* TASK TO COMPLETE *
I would like every record printed again, exactly as shown.

* INFORMATION GIVEN *
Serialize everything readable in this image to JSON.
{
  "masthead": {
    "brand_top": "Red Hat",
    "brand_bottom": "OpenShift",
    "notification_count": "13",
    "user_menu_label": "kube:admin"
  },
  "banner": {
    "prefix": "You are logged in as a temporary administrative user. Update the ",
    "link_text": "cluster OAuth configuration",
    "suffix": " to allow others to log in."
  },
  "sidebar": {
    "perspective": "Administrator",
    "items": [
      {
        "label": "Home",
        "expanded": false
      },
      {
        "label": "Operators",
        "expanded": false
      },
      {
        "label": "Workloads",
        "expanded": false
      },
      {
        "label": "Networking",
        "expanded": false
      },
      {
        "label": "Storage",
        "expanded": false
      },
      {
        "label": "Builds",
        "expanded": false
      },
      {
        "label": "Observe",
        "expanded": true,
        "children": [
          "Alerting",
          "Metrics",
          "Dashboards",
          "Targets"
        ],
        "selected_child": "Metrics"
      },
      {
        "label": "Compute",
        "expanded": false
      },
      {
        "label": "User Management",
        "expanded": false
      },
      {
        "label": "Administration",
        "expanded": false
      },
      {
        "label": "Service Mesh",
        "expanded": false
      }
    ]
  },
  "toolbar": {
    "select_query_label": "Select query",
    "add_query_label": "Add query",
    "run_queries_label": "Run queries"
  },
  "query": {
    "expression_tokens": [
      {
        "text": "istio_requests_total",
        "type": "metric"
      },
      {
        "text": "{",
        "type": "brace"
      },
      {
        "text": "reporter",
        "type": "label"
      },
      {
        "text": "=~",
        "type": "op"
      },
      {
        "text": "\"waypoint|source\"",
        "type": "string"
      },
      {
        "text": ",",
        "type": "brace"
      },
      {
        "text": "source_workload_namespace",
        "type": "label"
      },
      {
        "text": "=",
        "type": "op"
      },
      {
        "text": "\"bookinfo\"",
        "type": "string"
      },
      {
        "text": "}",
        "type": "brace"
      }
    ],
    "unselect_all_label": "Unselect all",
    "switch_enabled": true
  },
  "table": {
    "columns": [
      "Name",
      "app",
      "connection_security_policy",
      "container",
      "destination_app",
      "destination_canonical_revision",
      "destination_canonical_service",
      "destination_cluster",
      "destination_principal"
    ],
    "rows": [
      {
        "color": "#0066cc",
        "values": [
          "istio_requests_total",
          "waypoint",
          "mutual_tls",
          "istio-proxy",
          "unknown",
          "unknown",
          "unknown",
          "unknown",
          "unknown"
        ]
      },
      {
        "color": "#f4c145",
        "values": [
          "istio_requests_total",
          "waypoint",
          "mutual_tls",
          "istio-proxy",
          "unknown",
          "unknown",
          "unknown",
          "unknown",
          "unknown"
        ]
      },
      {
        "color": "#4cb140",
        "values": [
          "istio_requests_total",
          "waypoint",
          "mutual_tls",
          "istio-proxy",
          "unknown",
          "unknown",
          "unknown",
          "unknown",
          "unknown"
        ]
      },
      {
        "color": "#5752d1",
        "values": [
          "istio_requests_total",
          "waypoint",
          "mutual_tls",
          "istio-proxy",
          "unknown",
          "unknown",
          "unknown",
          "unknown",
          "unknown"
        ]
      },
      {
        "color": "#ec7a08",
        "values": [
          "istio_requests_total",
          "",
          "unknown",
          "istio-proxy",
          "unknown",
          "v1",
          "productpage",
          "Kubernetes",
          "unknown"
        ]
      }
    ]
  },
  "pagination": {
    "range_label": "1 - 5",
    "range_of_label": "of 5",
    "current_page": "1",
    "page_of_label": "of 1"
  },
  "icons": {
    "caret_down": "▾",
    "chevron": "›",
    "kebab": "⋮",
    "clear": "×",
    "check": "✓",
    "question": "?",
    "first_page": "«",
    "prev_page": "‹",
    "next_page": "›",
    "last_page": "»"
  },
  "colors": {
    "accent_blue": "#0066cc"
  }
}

* FINAL ANSWER *
Serialize everything readable in this image to JSON.
{
  "masthead": {
    "brand_top": "Red Hat",
    "brand_bottom": "OpenShift",
    "notification_count": "13",
    "user_menu_label": "kube:admin"
  },
  "banner": {
    "prefix": "You are logged in as a temporary administrative user. Update the ",
    "link_text": "cluster OAuth configuration",
    "suffix": " to allow others to log in."
  },
  "sidebar": {
    "perspective": "Administrator",
    "items": [
      {
        "label": "Home",
        "expanded": false
      },
      {
        "label": "Operators",
        "expanded": false
      },
      {
        "label": "Workloads",
        "expanded": false
      },
      {
        "label": "Networking",
        "expanded": false
      },
      {
        "label": "Storage",
        "expanded": false
      },
      {
        "label": "Builds",
        "expanded": false
      },
      {
        "label": "Observe",
        "expanded": true,
        "children": [
          "Alerting",
          "Metrics",
          "Dashboards",
          "Targets"
        ],
        "selected_child": "Metrics"
      },
      {
        "label": "Compute",
        "expanded": false
      },
      {
        "label": "User Management",
        "expanded": false
      },
      {
        "label": "Administration",
        "expanded": false
      },
      {
        "label": "Service Mesh",
        "expanded": false
      }
    ]
  },
  "toolbar": {
    "select_query_label": "Select query",
    "add_query_label": "Add query",
    "run_queries_label": "Run queries"
  },
  "query": {
    "expression_tokens": [
      {
        "text": "istio_requests_total",
        "type": "metric"
      },
      {
        "text": "{",
        "type": "brace"
      },
      {
        "text": "reporter",
        "type": "label"
      },
      {
        "text": "=~",
        "type": "op"
      },
      {
        "text": "\"waypoint|source\"",
        "type": "string"
      },
      {
        "text": ",",
        "type": "brace"
      },
      {
        "text": "source_workload_namespace",
        "type": "label"
      },
      {
        "text": "=",
        "type": "op"
      },
      {
        "text": "\"bookinfo\"",
        "type": "string"
      },
      {
        "text": "}",
        "type": "brace"
      }
    ],
    "unselect_all_label": "Unselect all",
    "switch_enabled": true
  },
  "table": {
    "columns": [
      "Name",
      "app",
      "connection_security_policy",
      "container",
      "destination_app",
      "destination_canonical_revision",
      "destination_canonical_service",
      "destination_cluster",
      "destination_principal"
    ],
    "rows": [
      {
        "color": "#0066cc",
        "values": [
          "istio_requests_total",
          "waypoint",
          "mutual_tls",
          "istio-proxy",
          "unknown",
          "unknown",
          "unknown",
          "unknown",
          "unknown"
        ]
      },
      {
        "color": "#f4c145",
        "values": [
          "istio_requests_total",
          "waypoint",
          "mutual_tls",
          "istio-proxy",
          "unknown",
          "unknown",
          "unknown",
          "unknown",
          "unknown"
        ]
      },
      {
        "color": "#4cb140",
        "values": [
          "istio_requests_total",
          "waypoint",
          "mutual_tls",
          "istio-proxy",
          "unknown",
          "unknown",
          "unknown",
          "unknown",
          "unknown"
        ]
      },
      {
        "color": "#5752d1",
        "values": [
          "istio_requests_total",
          "waypoint",
          "mutual_tls",
          "istio-proxy",
          "unknown",
          "unknown",
          "unknown",
          "unknown",
          "unknown"
        ]
      },
      {
        "color": "#ec7a08",
        "values": [
          "istio_requests_total",
          "",
          "unknown",
          "istio-proxy",
          "unknown",
          "v1",
          "productpage",
          "Kubernetes",
          "unknown"
        ]
      }
    ]
  },
  "pagination": {
    "range_label": "1 - 5",
    "range_of_label": "of 5",
    "current_page": "1",
    "page_of_label": "of 1"
  },
  "icons": {
    "caret_down": "▾",
    "chevron": "›",
    "kebab": "⋮",
    "clear": "×",
    "check": "✓",
    "question": "?",
    "first_page": "«",
    "prev_page": "‹",
    "next_page": "›",
    "last_page": "»"
  },
  "colors": {
    "accent_blue": "#0066cc"
  }
}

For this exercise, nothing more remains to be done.